TASK DIRECTIONS =>
The entries that follow must be given again exactly, with no pictures kept.

DATA RECORDS =>
■ ■ ■ ■ ■

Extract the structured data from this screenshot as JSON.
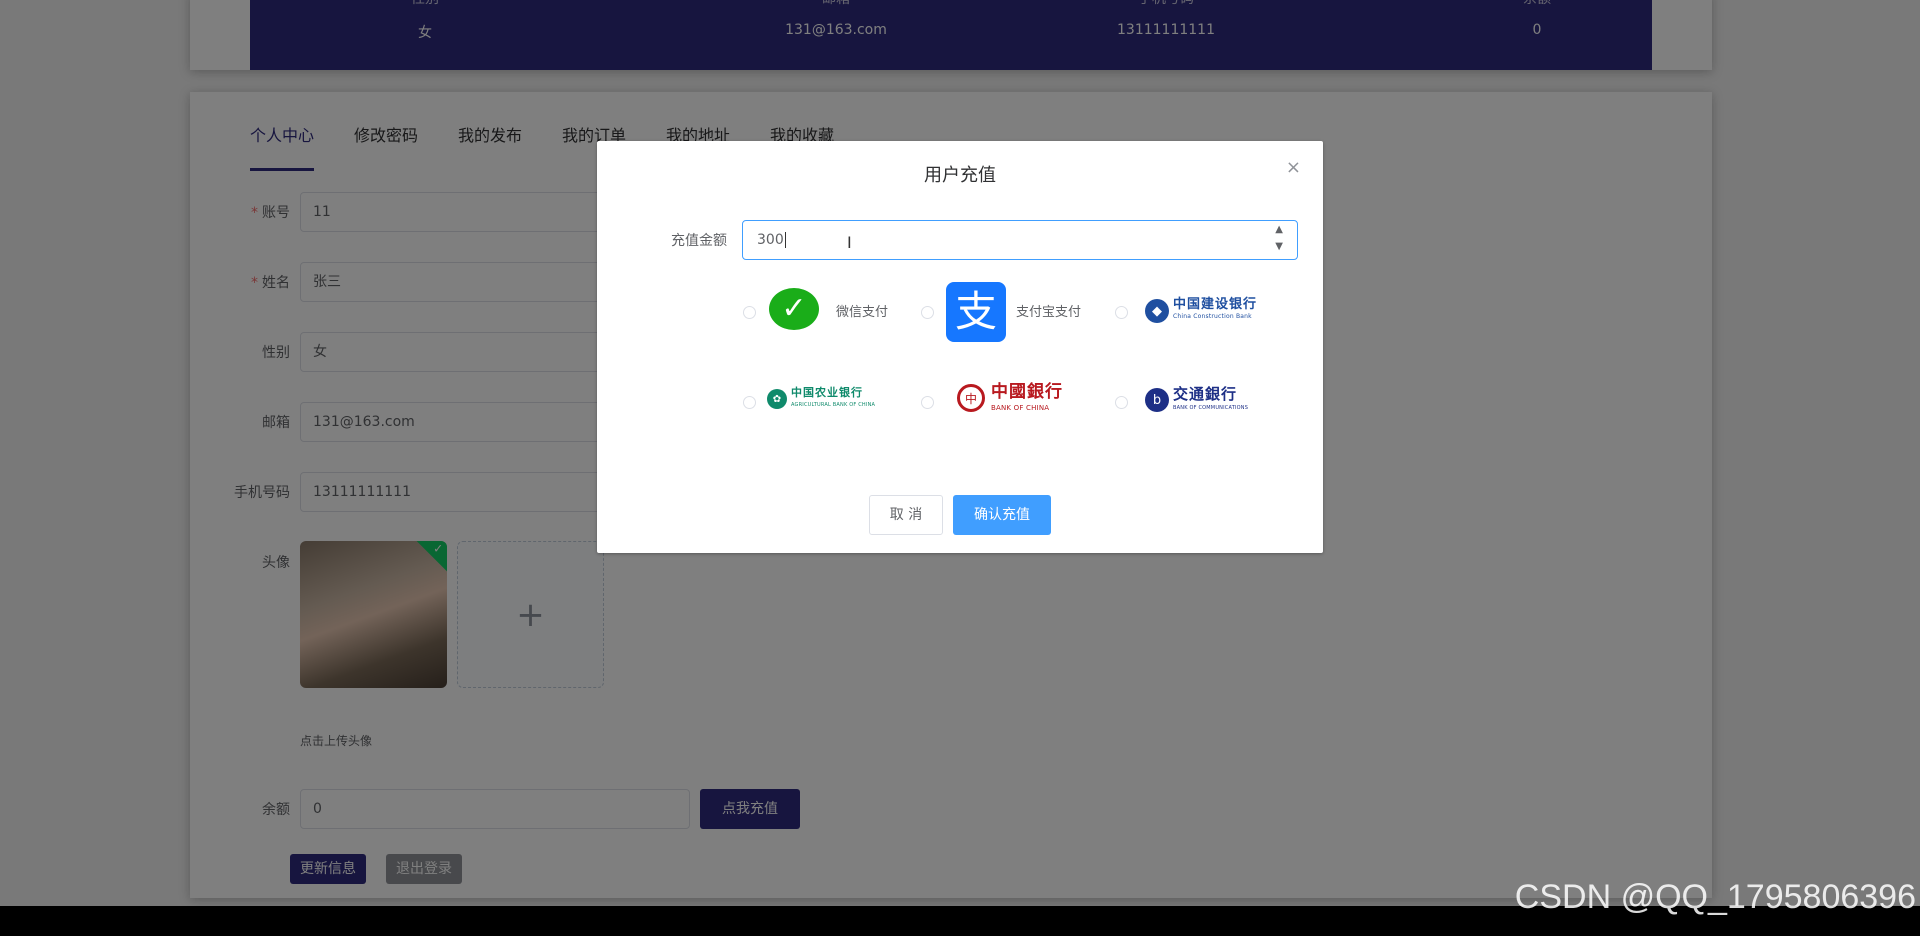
{
  "info_table": {
    "headers": [
      "性别",
      "邮箱",
      "手机号码",
      "余额"
    ],
    "row": [
      "女",
      "131@163.com",
      "13111111111",
      "0"
    ]
  },
  "tabs": [
    "个人中心",
    "修改密码",
    "我的发布",
    "我的订单",
    "我的地址",
    "我的收藏"
  ],
  "form": {
    "account_label": "账号",
    "account_value": "11",
    "name_label": "姓名",
    "name_value": "张三",
    "gender_label": "性别",
    "gender_value": "女",
    "email_label": "邮箱",
    "email_value": "131@163.com",
    "phone_label": "手机号码",
    "phone_value": "13111111111",
    "avatar_label": "头像",
    "avatar_upload_icon": "+",
    "avatar_hint": "点击上传头像",
    "balance_label": "余额",
    "balance_value": "0",
    "recharge_button": "点我充值",
    "update_button": "更新信息",
    "logout_button": "退出登录",
    "required_mark": "*"
  },
  "dialog": {
    "title": "用户充值",
    "close_icon": "×",
    "amount_label": "充值金额",
    "amount_value": "300",
    "spin_up": "▲",
    "spin_down": "▼",
    "cursor": "I",
    "payment_options": [
      "微信支付",
      "支付宝支付",
      "中国建设银行",
      "中国农业银行",
      "中国银行",
      "交通银行"
    ],
    "bank_logos": {
      "ccb": {
        "cn": "中国建设银行",
        "en": "China Construction Bank"
      },
      "abc": {
        "cn": "中国农业银行",
        "en": "AGRICULTURAL BANK OF CHINA"
      },
      "boc": {
        "cn": "中國銀行",
        "en": "BANK OF CHINA"
      },
      "bocom": {
        "cn": "交通銀行",
        "en": "BANK OF COMMUNICATIONS"
      }
    },
    "alipay_glyph": "支",
    "cancel_button": "取 消",
    "confirm_button": "确认充值"
  },
  "watermark": "CSDN @QQ_1795806396",
  "colors": {
    "accent": "#2f2a7e",
    "primary": "#409eff",
    "wechat": "#1aad19",
    "alipay": "#1677ff",
    "ccb": "#1f4fa0",
    "abc": "#0f8a6b",
    "boc": "#b8191f",
    "bocom": "#1d2f86"
  }
}
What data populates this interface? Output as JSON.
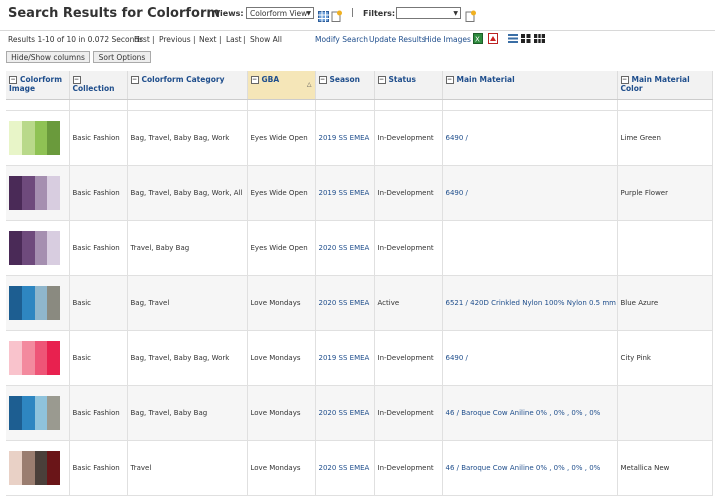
{
  "header": {
    "title": "Search Results for Colorform",
    "views_label": "Views:",
    "views_value": "Colorform View",
    "separator": "|",
    "filters_label": "Filters:",
    "filters_value": ""
  },
  "nav": {
    "results": "Results 1-10 of 10 in 0.072 Seconds",
    "first": "First",
    "previous": "Previous",
    "next": "Next",
    "last": "Last",
    "show_all": "Show All",
    "pipe": "|",
    "modify_search": "Modify Search",
    "update_results": "Update Results",
    "hide_images": "Hide Images"
  },
  "buttons": {
    "hide_show_columns": "Hide/Show columns",
    "sort_options": "Sort Options"
  },
  "columns": {
    "image": "Colorform Image",
    "collection": "Collection",
    "category": "Colorform Category",
    "gba": "GBA",
    "season": "Season",
    "status": "Status",
    "material": "Main Material",
    "material_color": "Main Material Color",
    "collapse_glyph": "−"
  },
  "rows": [
    {
      "swatches": [
        "#e8f5c8",
        "#b9d98a",
        "#8fc254",
        "#6a9a3c"
      ],
      "collection": "Basic Fashion",
      "category": "Bag, Travel, Baby Bag, Work",
      "gba": "Eyes Wide Open",
      "season": "2019 SS EMEA",
      "status": "In-Development",
      "material": "6490 /",
      "material_color": "Lime Green"
    },
    {
      "swatches": [
        "#4a2a57",
        "#6e4a7c",
        "#a58fb0",
        "#d8cde0"
      ],
      "collection": "Basic Fashion",
      "category": "Bag, Travel, Baby Bag, Work, All",
      "gba": "Eyes Wide Open",
      "season": "2019 SS EMEA",
      "status": "In-Development",
      "material": "6490 /",
      "material_color": "Purple Flower"
    },
    {
      "swatches": [
        "#4a2a57",
        "#6e4a7c",
        "#a58fb0",
        "#d8cde0"
      ],
      "collection": "Basic Fashion",
      "category": "Travel, Baby Bag",
      "gba": "Eyes Wide Open",
      "season": "2020 SS EMEA",
      "status": "In-Development",
      "material": "",
      "material_color": ""
    },
    {
      "swatches": [
        "#1d5e91",
        "#2e86c1",
        "#8fb6cc",
        "#8a8a80"
      ],
      "collection": "Basic",
      "category": "Bag, Travel",
      "gba": "Love Mondays",
      "season": "2020 SS EMEA",
      "status": "Active",
      "material": "6521 / 420D Crinkled Nylon 100% Nylon 0.5 mm",
      "material_color": "Blue Azure"
    },
    {
      "swatches": [
        "#f9c3cc",
        "#f38a9e",
        "#ee5577",
        "#e8214f"
      ],
      "collection": "Basic",
      "category": "Bag, Travel, Baby Bag, Work",
      "gba": "Love Mondays",
      "season": "2019 SS EMEA",
      "status": "In-Development",
      "material": "6490 /",
      "material_color": "City Pink"
    },
    {
      "swatches": [
        "#1d5e91",
        "#2e86c1",
        "#8fc3dc",
        "#9a9a90"
      ],
      "collection": "Basic Fashion",
      "category": "Bag, Travel, Baby Bag",
      "gba": "Love Mondays",
      "season": "2020 SS EMEA",
      "status": "In-Development",
      "material": "46 / Baroque   Cow Aniline 0% , 0% , 0% , 0%",
      "material_color": ""
    },
    {
      "swatches": [
        "#e9d1c6",
        "#9a7d70",
        "#4a3f3a",
        "#6a1518"
      ],
      "collection": "Basic Fashion",
      "category": "Travel",
      "gba": "Love Mondays",
      "season": "2020 SS EMEA",
      "status": "In-Development",
      "material": "46 / Baroque   Cow Aniline 0% , 0% , 0% , 0%",
      "material_color": "Metallica New"
    }
  ]
}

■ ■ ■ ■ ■

FINAL ANSWER =>
Extract the structured data from this screenshot as JSON.
{
  "info_table": {
    "headers": [
      "性别",
      "邮箱",
      "手机号码",
      "余额"
    ],
    "row": [
      "女",
      "131@163.com",
      "13111111111",
      "0"
    ]
  },
  "tabs": [
    "个人中心",
    "修改密码",
    "我的发布",
    "我的订单",
    "我的地址",
    "我的收藏"
  ],
  "form": {
    "account_label": "账号",
    "account_value": "11",
    "name_label": "姓名",
    "name_value": "张三",
    "gender_label": "性别",
    "gender_value": "女",
    "email_label": "邮箱",
    "email_value": "131@163.com",
    "phone_label": "手机号码",
    "phone_value": "13111111111",
    "avatar_label": "头像",
    "avatar_upload_icon": "+",
    "avatar_hint": "点击上传头像",
    "balance_label": "余额",
    "balance_value": "0",
    "recharge_button": "点我充值",
    "update_button": "更新信息",
    "logout_button": "退出登录",
    "required_mark": "*"
  },
  "dialog": {
    "title": "用户充值",
    "close_icon": "×",
    "amount_label": "充值金额",
    "amount_value": "300",
    "spin_up": "▲",
    "spin_down": "▼",
    "cursor": "I",
    "payment_options": [
      "微信支付",
      "支付宝支付",
      "中国建设银行",
      "中国农业银行",
      "中国银行",
      "交通银行"
    ],
    "bank_logos": {
      "ccb": {
        "cn": "中国建设银行",
        "en": "China Construction Bank"
      },
      "abc": {
        "cn": "中国农业银行",
        "en": "AGRICULTURAL BANK OF CHINA"
      },
      "boc": {
        "cn": "中國銀行",
        "en": "BANK OF CHINA"
      },
      "bocom": {
        "cn": "交通銀行",
        "en": "BANK OF COMMUNICATIONS"
      }
    },
    "alipay_glyph": "支",
    "cancel_button": "取 消",
    "confirm_button": "确认充值"
  },
  "watermark": "CSDN @QQ_1795806396",
  "colors": {
    "accent": "#2f2a7e",
    "primary": "#409eff",
    "wechat": "#1aad19",
    "alipay": "#1677ff",
    "ccb": "#1f4fa0",
    "abc": "#0f8a6b",
    "boc": "#b8191f",
    "bocom": "#1d2f86"
  }
}
What data populates this interface? Output as JSON.
{
  "header": {
    "title": "Search Results for Colorform",
    "views_label": "Views:",
    "views_value": "Colorform View",
    "separator": "|",
    "filters_label": "Filters:",
    "filters_value": ""
  },
  "nav": {
    "results": "Results 1-10 of 10 in 0.072 Seconds",
    "first": "First",
    "previous": "Previous",
    "next": "Next",
    "last": "Last",
    "show_all": "Show All",
    "pipe": "|",
    "modify_search": "Modify Search",
    "update_results": "Update Results",
    "hide_images": "Hide Images"
  },
  "buttons": {
    "hide_show_columns": "Hide/Show columns",
    "sort_options": "Sort Options"
  },
  "columns": {
    "image": "Colorform Image",
    "collection": "Collection",
    "category": "Colorform Category",
    "gba": "GBA",
    "season": "Season",
    "status": "Status",
    "material": "Main Material",
    "material_color": "Main Material Color",
    "collapse_glyph": "−"
  },
  "rows": [
    {
      "swatches": [
        "#e8f5c8",
        "#b9d98a",
        "#8fc254",
        "#6a9a3c"
      ],
      "collection": "Basic Fashion",
      "category": "Bag, Travel, Baby Bag, Work",
      "gba": "Eyes Wide Open",
      "season": "2019 SS EMEA",
      "status": "In-Development",
      "material": "6490 /",
      "material_color": "Lime Green"
    },
    {
      "swatches": [
        "#4a2a57",
        "#6e4a7c",
        "#a58fb0",
        "#d8cde0"
      ],
      "collection": "Basic Fashion",
      "category": "Bag, Travel, Baby Bag, Work, All",
      "gba": "Eyes Wide Open",
      "season": "2019 SS EMEA",
      "status": "In-Development",
      "material": "6490 /",
      "material_color": "Purple Flower"
    },
    {
      "swatches": [
        "#4a2a57",
        "#6e4a7c",
        "#a58fb0",
        "#d8cde0"
      ],
      "collection": "Basic Fashion",
      "category": "Travel, Baby Bag",
      "gba": "Eyes Wide Open",
      "season": "2020 SS EMEA",
      "status": "In-Development",
      "material": "",
      "material_color": ""
    },
    {
      "swatches": [
        "#1d5e91",
        "#2e86c1",
        "#8fb6cc",
        "#8a8a80"
      ],
      "collection": "Basic",
      "category": "Bag, Travel",
      "gba": "Love Mondays",
      "season": "2020 SS EMEA",
      "status": "Active",
      "material": "6521 / 420D Crinkled Nylon 100% Nylon 0.5 mm",
      "material_color": "Blue Azure"
    },
    {
      "swatches": [
        "#f9c3cc",
        "#f38a9e",
        "#ee5577",
        "#e8214f"
      ],
      "collection": "Basic",
      "category": "Bag, Travel, Baby Bag, Work",
      "gba": "Love Mondays",
      "season": "2019 SS EMEA",
      "status": "In-Development",
      "material": "6490 /",
      "material_color": "City Pink"
    },
    {
      "swatches": [
        "#1d5e91",
        "#2e86c1",
        "#8fc3dc",
        "#9a9a90"
      ],
      "collection": "Basic Fashion",
      "category": "Bag, Travel, Baby Bag",
      "gba": "Love Mondays",
      "season": "2020 SS EMEA",
      "status": "In-Development",
      "material": "46 / Baroque   Cow Aniline 0% , 0% , 0% , 0%",
      "material_color": ""
    },
    {
      "swatches": [
        "#e9d1c6",
        "#9a7d70",
        "#4a3f3a",
        "#6a1518"
      ],
      "collection": "Basic Fashion",
      "category": "Travel",
      "gba": "Love Mondays",
      "season": "2020 SS EMEA",
      "status": "In-Development",
      "material": "46 / Baroque   Cow Aniline 0% , 0% , 0% , 0%",
      "material_color": "Metallica New"
    }
  ]
}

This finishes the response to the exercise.